Many times a team’s currently roster won’t be the one used in October, or even July. Managers are still tinkering with lineups, or practicing patience with slumping players hoping they’ll bust loose. General managers review team needs and plot trades to upgrade positions. Even minor leaguers can help.

In midseason of 1996, a youngster named Andruw Jones joined the Braves from the minors and was their starting center fielder in the World Series. This season, many talented teams have been waiting for key players to return from injuries. Here’s a few hoping to look different down the stretch.

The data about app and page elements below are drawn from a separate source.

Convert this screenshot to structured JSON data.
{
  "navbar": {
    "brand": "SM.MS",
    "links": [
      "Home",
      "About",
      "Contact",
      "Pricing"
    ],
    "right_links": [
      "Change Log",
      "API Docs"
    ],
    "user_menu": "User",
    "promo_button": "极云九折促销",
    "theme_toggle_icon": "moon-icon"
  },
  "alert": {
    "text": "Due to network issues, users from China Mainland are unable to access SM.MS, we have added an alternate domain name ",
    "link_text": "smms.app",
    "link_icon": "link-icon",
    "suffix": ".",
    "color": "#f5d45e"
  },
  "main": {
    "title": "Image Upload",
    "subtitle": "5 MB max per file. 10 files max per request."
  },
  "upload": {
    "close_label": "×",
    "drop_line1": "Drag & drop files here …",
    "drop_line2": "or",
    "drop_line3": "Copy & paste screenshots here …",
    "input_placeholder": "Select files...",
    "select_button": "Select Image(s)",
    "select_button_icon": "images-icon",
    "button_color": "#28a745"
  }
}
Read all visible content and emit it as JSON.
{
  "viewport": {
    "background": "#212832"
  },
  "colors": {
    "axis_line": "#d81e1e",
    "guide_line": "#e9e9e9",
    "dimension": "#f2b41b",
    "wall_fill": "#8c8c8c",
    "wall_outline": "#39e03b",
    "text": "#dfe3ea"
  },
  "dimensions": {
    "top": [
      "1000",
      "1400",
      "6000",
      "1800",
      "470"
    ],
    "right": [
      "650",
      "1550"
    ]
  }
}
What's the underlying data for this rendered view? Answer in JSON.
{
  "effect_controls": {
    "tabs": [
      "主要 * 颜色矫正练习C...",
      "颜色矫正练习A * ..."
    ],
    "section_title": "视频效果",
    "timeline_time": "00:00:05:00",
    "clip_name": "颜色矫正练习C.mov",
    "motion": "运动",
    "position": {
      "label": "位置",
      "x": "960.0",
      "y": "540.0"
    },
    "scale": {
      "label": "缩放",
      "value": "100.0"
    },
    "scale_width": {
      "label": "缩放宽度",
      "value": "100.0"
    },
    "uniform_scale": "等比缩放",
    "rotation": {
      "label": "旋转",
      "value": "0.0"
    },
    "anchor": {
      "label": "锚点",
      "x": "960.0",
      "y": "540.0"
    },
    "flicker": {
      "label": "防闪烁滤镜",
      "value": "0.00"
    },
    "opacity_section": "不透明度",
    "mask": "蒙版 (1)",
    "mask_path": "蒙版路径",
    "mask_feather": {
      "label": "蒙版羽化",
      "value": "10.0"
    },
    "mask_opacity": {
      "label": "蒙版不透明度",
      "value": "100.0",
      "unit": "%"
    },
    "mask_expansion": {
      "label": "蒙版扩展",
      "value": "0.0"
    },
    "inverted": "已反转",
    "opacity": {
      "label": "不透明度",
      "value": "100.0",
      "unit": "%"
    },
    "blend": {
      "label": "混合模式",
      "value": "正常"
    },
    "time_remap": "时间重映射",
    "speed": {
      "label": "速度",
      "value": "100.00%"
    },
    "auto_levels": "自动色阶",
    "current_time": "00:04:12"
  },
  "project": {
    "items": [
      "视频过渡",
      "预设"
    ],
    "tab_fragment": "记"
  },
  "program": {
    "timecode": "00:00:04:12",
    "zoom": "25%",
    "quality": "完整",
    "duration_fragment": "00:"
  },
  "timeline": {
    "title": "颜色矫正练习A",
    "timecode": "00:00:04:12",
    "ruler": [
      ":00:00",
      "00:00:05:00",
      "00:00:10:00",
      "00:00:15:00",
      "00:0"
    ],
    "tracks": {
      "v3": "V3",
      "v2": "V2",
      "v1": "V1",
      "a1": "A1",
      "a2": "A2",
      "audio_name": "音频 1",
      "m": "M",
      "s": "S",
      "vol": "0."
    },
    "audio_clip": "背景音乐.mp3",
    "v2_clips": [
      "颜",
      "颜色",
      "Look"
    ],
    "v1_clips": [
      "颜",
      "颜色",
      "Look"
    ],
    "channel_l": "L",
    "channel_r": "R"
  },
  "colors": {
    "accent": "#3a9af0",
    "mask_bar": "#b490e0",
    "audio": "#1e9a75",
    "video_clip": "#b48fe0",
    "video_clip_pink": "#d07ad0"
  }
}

Cubs: Call this season forgettable through mid-June. They haven’t hit and the starting pitching has been decimated by key injuries. There is some good news on the horizon. Ace righty Mark Prior appears ready to join the rotation after missing the first two-plus months of the season. Prior has been rehabbing from a strain in his right shoulder and threw 90 pitches during 6 2/3 innings last week in a start for Triple-A Iowa. He struck out 10 hitters, a very good sign for the Cubs.

First baseman Derrek Lee is still sidelined from a broken wrist he suffered in April. The defending NL batting champion (.335) was hitting .318 when he was injured. The cast was removed May 31 and Lee is planning to swing a bat this week. The duo’s healthy return is key if the Cubs intend to make a run at a first World Series title since 1908.

Angels: Anaheim, a 10-13 favorite to win the AL West, has spent much of the season occupying last place. However, there is a lot of hope. Darin Erstad (ankle) was back in center field after six week on the DL. Young pitcher Ervin Santana keeps getting better, and 6-foot-7 rookie Jered Weaver has jumped into the rotation providing an outstanding starting arm.

"I’m not an oddsmaker," Angels pitching coach Bud Black said last week, "but Jered has shown he deserves to get major league starts in the future." In addition, defending Cy Young winner Bartolo Colon came off the DL and was expected to pitch either Sunday or Monday. Teamed with Kelvim Escobar and John Lackey, the Angels could have one of the top rotations in baseball. The bullpen is already one of the best.

Astros: The defending NL champs have been a .500 team. There are signs of a possible surge. Andy Pettitte is pitching better after a terrible start. Ace righty Roy Oswalt (back sprain) returned last week from the 15-day DL, throwing six quality innings in a 5-4 against the Cubs that gave the Astros a seventh win in eight games.

Oh, and a guy named Clemens is closer to joining the rotation. Don’t write off the Houston Astros just yet.